A single number is the whole answer: the count of lines in the records where "time" occurs.

DATA RECORDS:
• • • • •
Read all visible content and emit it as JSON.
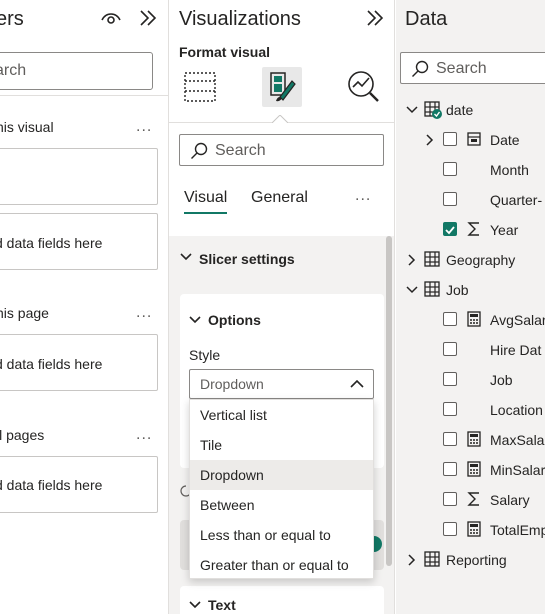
{
  "filters": {
    "title": "ers",
    "search_placeholder": "arch",
    "sections": [
      {
        "label": "his visual",
        "more": "...",
        "well_text": ""
      },
      {
        "label": "",
        "more": "",
        "well_text": "d data fields here"
      },
      {
        "label": "his page",
        "more": "...",
        "well_text": "d data fields here"
      },
      {
        "label": "ll pages",
        "more": "...",
        "well_text": "d data fields here"
      }
    ]
  },
  "visualizations": {
    "title": "Visualizations",
    "format_visual_label": "Format visual",
    "search_placeholder": "Search",
    "tabs": [
      "Visual",
      "General"
    ],
    "more": "...",
    "slicer_settings_label": "Slicer settings",
    "options_label": "Options",
    "style_label": "Style",
    "dropdown_value": "Dropdown",
    "dropdown_options": [
      "Vertical list",
      "Tile",
      "Dropdown",
      "Between",
      "Less than or equal to",
      "Greater than or equal to"
    ],
    "selected_option": "Dropdown",
    "text_section_label": "Text",
    "accent_color": "#117865"
  },
  "data_pane": {
    "title": "Data",
    "search_placeholder": "Search",
    "tree": [
      {
        "label": "date",
        "level": 0,
        "expanded": true,
        "icon": "table-icon",
        "checked": null
      },
      {
        "label": "Date",
        "level": 1,
        "expandable": true,
        "icon": "calendar-icon",
        "checked": false
      },
      {
        "label": "Month",
        "level": 1,
        "icon": "",
        "checked": false
      },
      {
        "label": "Quarter-",
        "level": 1,
        "icon": "",
        "checked": false
      },
      {
        "label": "Year",
        "level": 1,
        "icon": "sigma-icon",
        "checked": true
      },
      {
        "label": "Geography",
        "level": 0,
        "expanded": false,
        "icon": "table-icon",
        "checked": null
      },
      {
        "label": "Job",
        "level": 0,
        "expanded": true,
        "icon": "table-icon",
        "checked": null
      },
      {
        "label": "AvgSalar",
        "level": 1,
        "icon": "calculator-icon",
        "checked": false
      },
      {
        "label": "Hire Dat",
        "level": 1,
        "icon": "",
        "checked": false
      },
      {
        "label": "Job",
        "level": 1,
        "icon": "",
        "checked": false
      },
      {
        "label": "Location",
        "level": 1,
        "icon": "",
        "checked": false
      },
      {
        "label": "MaxSala",
        "level": 1,
        "icon": "calculator-icon",
        "checked": false
      },
      {
        "label": "MinSalar",
        "level": 1,
        "icon": "calculator-icon",
        "checked": false
      },
      {
        "label": "Salary",
        "level": 1,
        "icon": "sigma-icon",
        "checked": false
      },
      {
        "label": "TotalEmp",
        "level": 1,
        "icon": "calculator-icon",
        "checked": false
      },
      {
        "label": "Reporting",
        "level": 0,
        "expanded": false,
        "icon": "table-icon",
        "checked": null
      }
    ]
  }
}
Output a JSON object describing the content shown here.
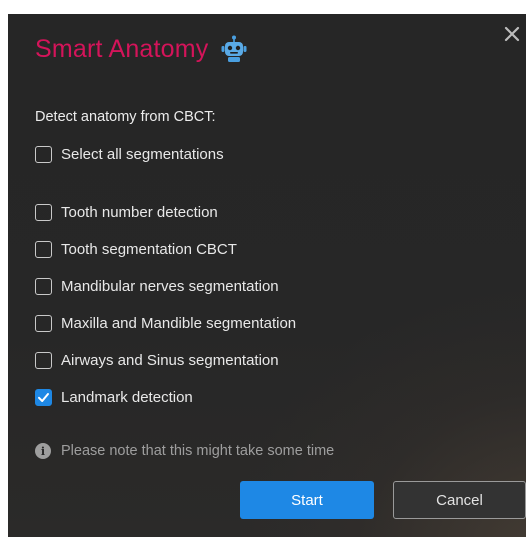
{
  "dialog": {
    "title": "Smart Anatomy",
    "title_color": "#d4145a",
    "title_icon": "robot-icon",
    "close_icon": "close-icon",
    "section_label": "Detect anatomy from CBCT:",
    "select_all": {
      "label": "Select all segmentations",
      "checked": false
    },
    "options": [
      {
        "label": "Tooth number detection",
        "checked": false
      },
      {
        "label": "Tooth segmentation CBCT",
        "checked": false
      },
      {
        "label": "Mandibular nerves segmentation",
        "checked": false
      },
      {
        "label": "Maxilla and Mandible segmentation",
        "checked": false
      },
      {
        "label": "Airways and Sinus segmentation",
        "checked": false
      },
      {
        "label": "Landmark detection",
        "checked": true
      }
    ],
    "note": "Please note that this might take some time",
    "note_icon": "info-icon",
    "buttons": {
      "start": "Start",
      "cancel": "Cancel"
    },
    "accent_color": "#1e88e5"
  }
}
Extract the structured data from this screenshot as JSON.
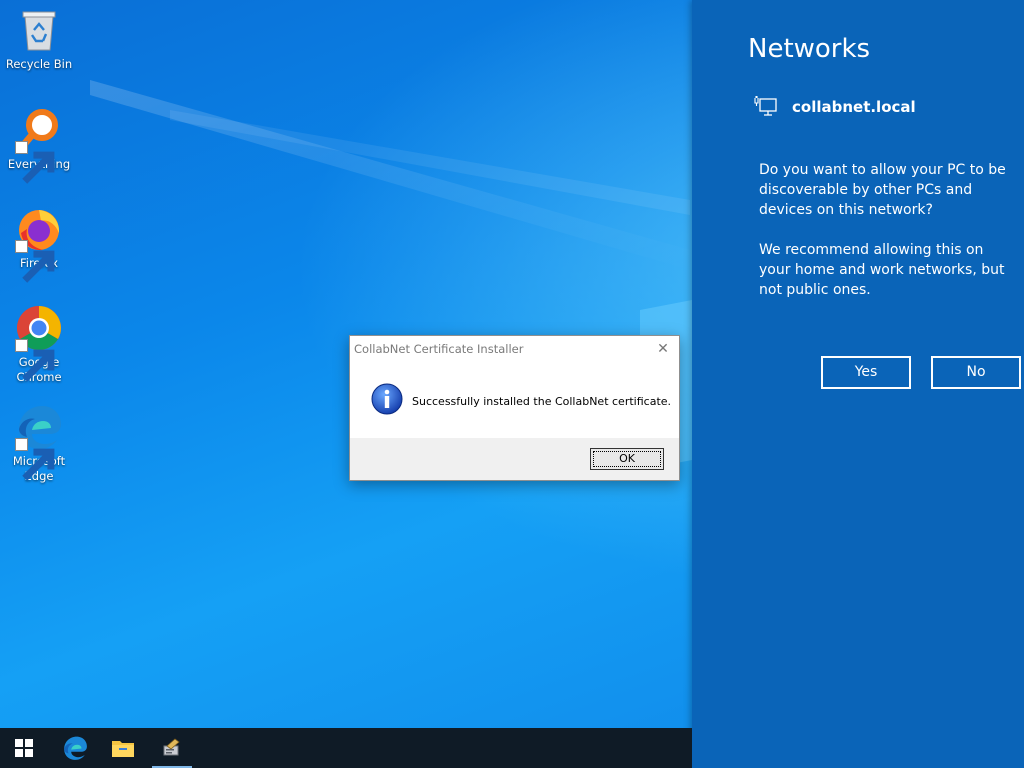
{
  "desktop": {
    "icons": [
      {
        "label": "Recycle Bin",
        "icon": "recycle-bin-icon"
      },
      {
        "label": "Everything",
        "icon": "everything-search-icon"
      },
      {
        "label": "Firefox",
        "icon": "firefox-icon"
      },
      {
        "label": "Google Chrome",
        "icon": "chrome-icon"
      },
      {
        "label": "Microsoft Edge",
        "icon": "edge-icon"
      }
    ]
  },
  "network_panel": {
    "title": "Networks",
    "network_name": "collabnet.local",
    "question": "Do you want to allow your PC to be discoverable by other PCs and devices on this network?",
    "recommendation": "We recommend allowing this on your home and work networks, but not public ones.",
    "yes_label": "Yes",
    "no_label": "No",
    "background": "#0a64b8"
  },
  "dialog": {
    "title": "CollabNet Certificate Installer",
    "close_glyph": "✕",
    "message": "Successfully installed the CollabNet certificate.",
    "ok_label": "OK",
    "icon": "info-icon"
  },
  "taskbar": {
    "items": [
      {
        "icon": "windows-start-icon"
      },
      {
        "icon": "edge-icon"
      },
      {
        "icon": "file-explorer-icon"
      },
      {
        "icon": "certificate-installer-icon",
        "active": true
      }
    ],
    "background": "#0f1b26"
  }
}
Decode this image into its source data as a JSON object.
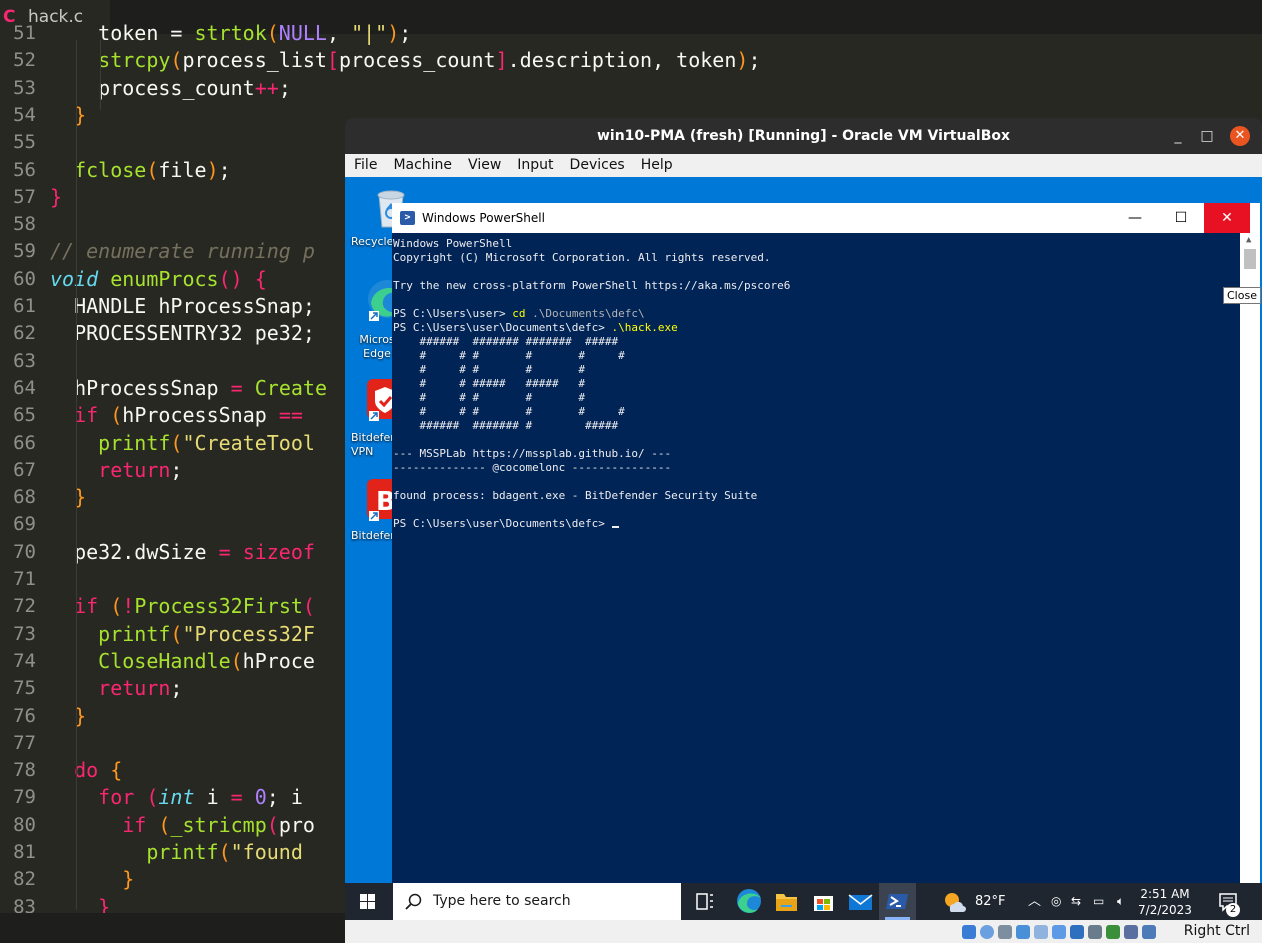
{
  "editor": {
    "tab_title": "hack.c",
    "tab_icon": "c-language-icon",
    "lines": [
      {
        "n": "51",
        "html": "    <span class='pu'>token = </span><span class='fn'>strtok</span><span class='p1'>(</span><span class='nu'>NULL</span><span class='pu'>, </span><span class='st'>\"|\"</span><span class='p1'>)</span><span class='pu'>;</span>"
      },
      {
        "n": "52",
        "html": "    <span class='fn'>strcpy</span><span class='p1'>(</span><span class='pu'>process_list</span><span class='p2'>[</span><span class='pu'>process_count</span><span class='p2'>]</span><span class='pu'>.description, token</span><span class='p1'>)</span><span class='pu'>;</span>"
      },
      {
        "n": "53",
        "html": "    <span class='pu'>process_count</span><span class='kw'>++</span><span class='pu'>;</span>"
      },
      {
        "n": "54",
        "html": "  <span class='p1'>}</span>"
      },
      {
        "n": "55",
        "html": ""
      },
      {
        "n": "56",
        "html": "  <span class='fn'>fclose</span><span class='p1'>(</span><span class='pu'>file</span><span class='p1'>)</span><span class='pu'>;</span>"
      },
      {
        "n": "57",
        "html": "<span class='p2'>}</span>"
      },
      {
        "n": "58",
        "html": ""
      },
      {
        "n": "59",
        "html": "<span class='cm'>// enumerate running p</span>"
      },
      {
        "n": "60",
        "html": "<span class='ty'>void</span> <span class='fn'>enumProcs</span><span class='p2'>()</span> <span class='p2'>{</span>"
      },
      {
        "n": "61",
        "html": "  <span class='pu'>HANDLE hProcessSnap;</span>"
      },
      {
        "n": "62",
        "html": "  <span class='pu'>PROCESSENTRY32 pe32;</span>"
      },
      {
        "n": "63",
        "html": ""
      },
      {
        "n": "64",
        "html": "  <span class='pu'>hProcessSnap </span><span class='kw'>=</span> <span class='fn'>Create</span>"
      },
      {
        "n": "65",
        "html": "  <span class='kw'>if</span> <span class='p1'>(</span><span class='pu'>hProcessSnap </span><span class='kw'>==</span>"
      },
      {
        "n": "66",
        "html": "    <span class='fn'>printf</span><span class='p1'>(</span><span class='st'>\"CreateTool</span>"
      },
      {
        "n": "67",
        "html": "    <span class='kw'>return</span><span class='pu'>;</span>"
      },
      {
        "n": "68",
        "html": "  <span class='p1'>}</span>"
      },
      {
        "n": "69",
        "html": ""
      },
      {
        "n": "70",
        "html": "  <span class='pu'>pe32.dwSize </span><span class='kw'>=</span> <span class='kw'>sizeof</span>"
      },
      {
        "n": "71",
        "html": ""
      },
      {
        "n": "72",
        "html": "  <span class='kw'>if</span> <span class='p1'>(</span><span class='kw'>!</span><span class='fn'>Process32First</span><span class='p2'>(</span>"
      },
      {
        "n": "73",
        "html": "    <span class='fn'>printf</span><span class='p1'>(</span><span class='st'>\"Process32F</span>"
      },
      {
        "n": "74",
        "html": "    <span class='fn'>CloseHandle</span><span class='p1'>(</span><span class='pu'>hProce</span>"
      },
      {
        "n": "75",
        "html": "    <span class='kw'>return</span><span class='pu'>;</span>"
      },
      {
        "n": "76",
        "html": "  <span class='p1'>}</span>"
      },
      {
        "n": "77",
        "html": ""
      },
      {
        "n": "78",
        "html": "  <span class='kw'>do</span> <span class='p1'>{</span>"
      },
      {
        "n": "79",
        "html": "    <span class='kw'>for</span> <span class='p2'>(</span><span class='ty'>int</span> <span class='pu'>i </span><span class='kw'>=</span> <span class='nu'>0</span><span class='pu'>; i</span>"
      },
      {
        "n": "80",
        "html": "      <span class='kw'>if</span> <span class='p1'>(</span><span class='fn'>_stricmp</span><span class='p2'>(</span><span class='pu'>pro</span>"
      },
      {
        "n": "81",
        "html": "        <span class='fn'>printf</span><span class='p1'>(</span><span class='st'>\"found </span>"
      },
      {
        "n": "82",
        "html": "      <span class='p1'>}</span>"
      },
      {
        "n": "83",
        "html": "    <span class='p2'>}</span>"
      }
    ]
  },
  "vbox": {
    "title": "win10-PMA (fresh) [Running] - Oracle VM VirtualBox",
    "controls": {
      "minimize": "_",
      "maximize": "□",
      "close": "✕"
    },
    "menu": [
      "File",
      "Machine",
      "View",
      "Input",
      "Devices",
      "Help"
    ],
    "host_key": "Right Ctrl"
  },
  "desktop": {
    "icons": [
      {
        "name": "recycle-bin-icon",
        "label": "Recycle"
      },
      {
        "name": "edge-desktop-icon",
        "label": "Micros Edge"
      },
      {
        "name": "bitdefender-vpn-icon",
        "label": "Bitdefen VPN"
      },
      {
        "name": "bitdefender-icon",
        "label": "Bitdefen"
      }
    ]
  },
  "powershell": {
    "title": "Windows PowerShell",
    "tooltip": "Close",
    "controls": {
      "minimize": "—",
      "maximize": "☐",
      "close": "✕"
    },
    "lines": [
      {
        "t": "Windows PowerShell",
        "c": ""
      },
      {
        "t": "Copyright (C) Microsoft Corporation. All rights reserved.",
        "c": ""
      },
      {
        "t": "",
        "c": ""
      },
      {
        "t": "Try the new cross-platform PowerShell https://aka.ms/pscore6",
        "c": ""
      },
      {
        "t": "",
        "c": ""
      },
      {
        "t": "PS C:\\Users\\user> ",
        "y": "cd",
        "g": " .\\Documents\\defc\\"
      },
      {
        "t": "PS C:\\Users\\user\\Documents\\defc> ",
        "y": ".\\hack.exe"
      },
      {
        "t": "    ######  ####### #######  #####",
        "c": ""
      },
      {
        "t": "    #     # #       #       #     #",
        "c": ""
      },
      {
        "t": "    #     # #       #       #",
        "c": ""
      },
      {
        "t": "    #     # #####   #####   #",
        "c": ""
      },
      {
        "t": "    #     # #       #       #",
        "c": ""
      },
      {
        "t": "    #     # #       #       #     #",
        "c": ""
      },
      {
        "t": "    ######  ####### #        #####",
        "c": ""
      },
      {
        "t": "",
        "c": ""
      },
      {
        "t": "--- MSSPLab https://mssplab.github.io/ ---",
        "c": ""
      },
      {
        "t": "-------------- @cocomelonc ---------------",
        "c": ""
      },
      {
        "t": "",
        "c": ""
      },
      {
        "t": "found process: bdagent.exe - BitDefender Security Suite",
        "c": ""
      },
      {
        "t": "",
        "c": ""
      },
      {
        "t": "PS C:\\Users\\user\\Documents\\defc> ",
        "cursor": true
      }
    ]
  },
  "taskbar": {
    "search_placeholder": "Type here to search",
    "weather": "82°F",
    "time": "2:51 AM",
    "date": "7/2/2023",
    "notification_count": "2"
  }
}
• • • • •
RESULT OF THIS EXERCISE:
2